The new statistical framework for eDNA data (MD1-4) will be implemented into R-Shiny apps and be accompanied by
examples of data analyses and corresponding interpretation to enable practitioners with limited understanding of statistics
and no prior knowledge of programming to employ our methods when analysing eDNA data.

IKE2 Disseminate project outputs and software to users via training workshops and project partners
We will organise two training workshops to take place in the last quarter of the project and after MD1-4 and IKE1 are
complete to disseminate the new methods to research users. These will complement ongoing – and fully subscribed –
training workshops that the research team have been running for practitioners in the general area of eDNA and statistical

A more detailed description of the project can be found here


New paper: Assessing heterogeneity in transition propensity in multistate capture–recapture data

Rachel has published a new paper in the Journal of the Royal Statistical Society with former SE@K PhD student Anita Jeyam and co-supervisor Roger Pradel from CEFE, CNRS Montpellier.

The paper is available open access so you are able to download the pdf of the full paper.  The work proposes a new test which allows you to test for heterogeneity in transition probabilities from capture-recapture data before you fit any models to the data.

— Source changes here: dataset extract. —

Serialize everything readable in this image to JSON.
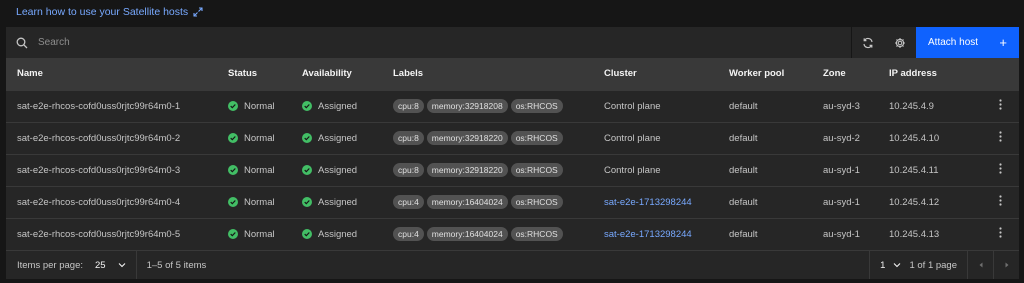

Assessing heterogeneity in transition propensity in multistate capture–recapture data

Multistate capture–recapture models are a useful tool to help to understand the dynamics of movement within discrete capture–recapture data. The standard multistate capture–recapture model, however, relies on assumptions of homogeneity within the population with respect to survival, capture and transition probabilities. There are many ways in which this model can be generalized so some guidance on what is really needed is highly desirable. Within the paper we derive a new test that can detect heterogeneity in transition propensity and show its good power by using simulation and application to a Canada goose data set. We also demonstrate that existing tests which have traditionally been used to diagnose memory are in fact sensitive to other forms of transition heterogeneity and we propose modified tests which can distinguish between memory and other forms of transition heterogeneity.